* **WHAT IS EXPECTED**
Every line below that includes "icon" counts toward the total. Report that total alone.

* **THE DATA**
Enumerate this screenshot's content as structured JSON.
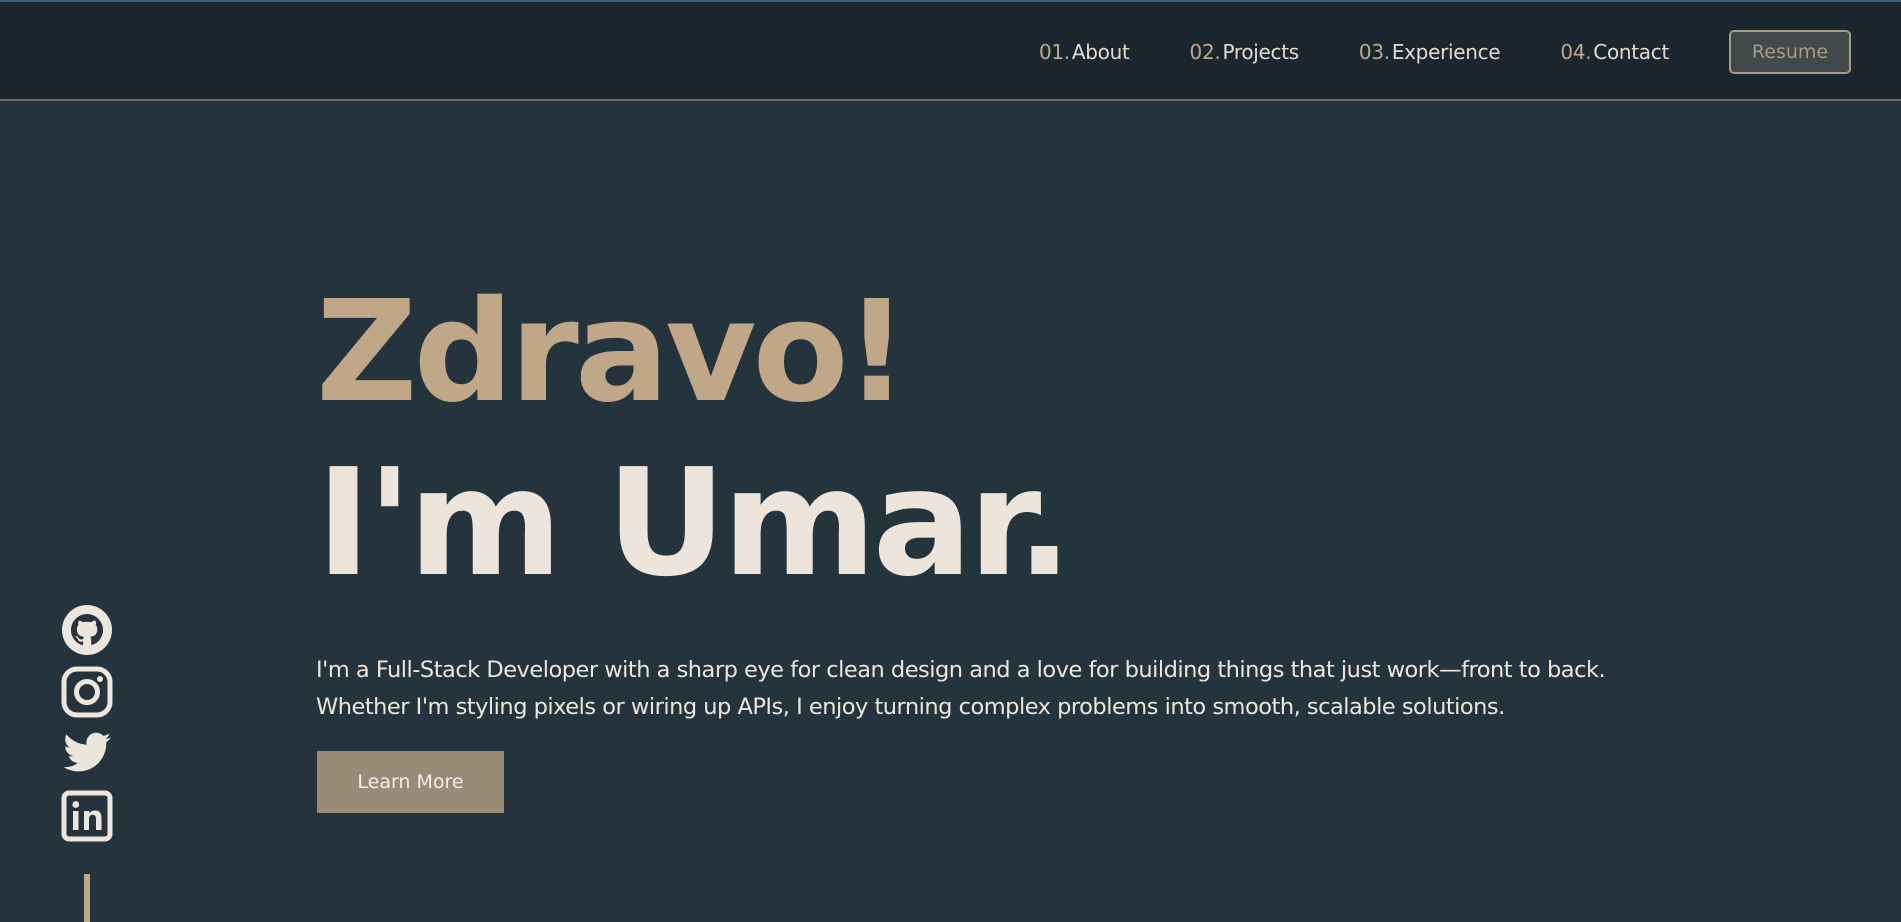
{
  "nav": {
    "items": [
      {
        "num": "01.",
        "label": "About"
      },
      {
        "num": "02.",
        "label": "Projects"
      },
      {
        "num": "03.",
        "label": "Experience"
      },
      {
        "num": "04.",
        "label": "Contact"
      }
    ],
    "resume_label": "Resume"
  },
  "hero": {
    "greeting": "Zdravo!",
    "name": "I'm Umar.",
    "bio_line1": "I'm a Full-Stack Developer with a sharp eye for clean design and a love for building things that just work—front to back.",
    "bio_line2": "Whether I'm styling pixels or wiring up APIs, I enjoy turning complex problems into smooth, scalable solutions.",
    "cta_label": "Learn More"
  },
  "socials": [
    {
      "icon": "github-icon"
    },
    {
      "icon": "instagram-icon"
    },
    {
      "icon": "twitter-icon"
    },
    {
      "icon": "linkedin-icon"
    }
  ],
  "colors": {
    "background": "#24333c",
    "header": "#1c262e",
    "accent": "#c0a788",
    "text": "#ede4dc",
    "button": "#9a8b78"
  }
}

* **ANSWER SECTION**
4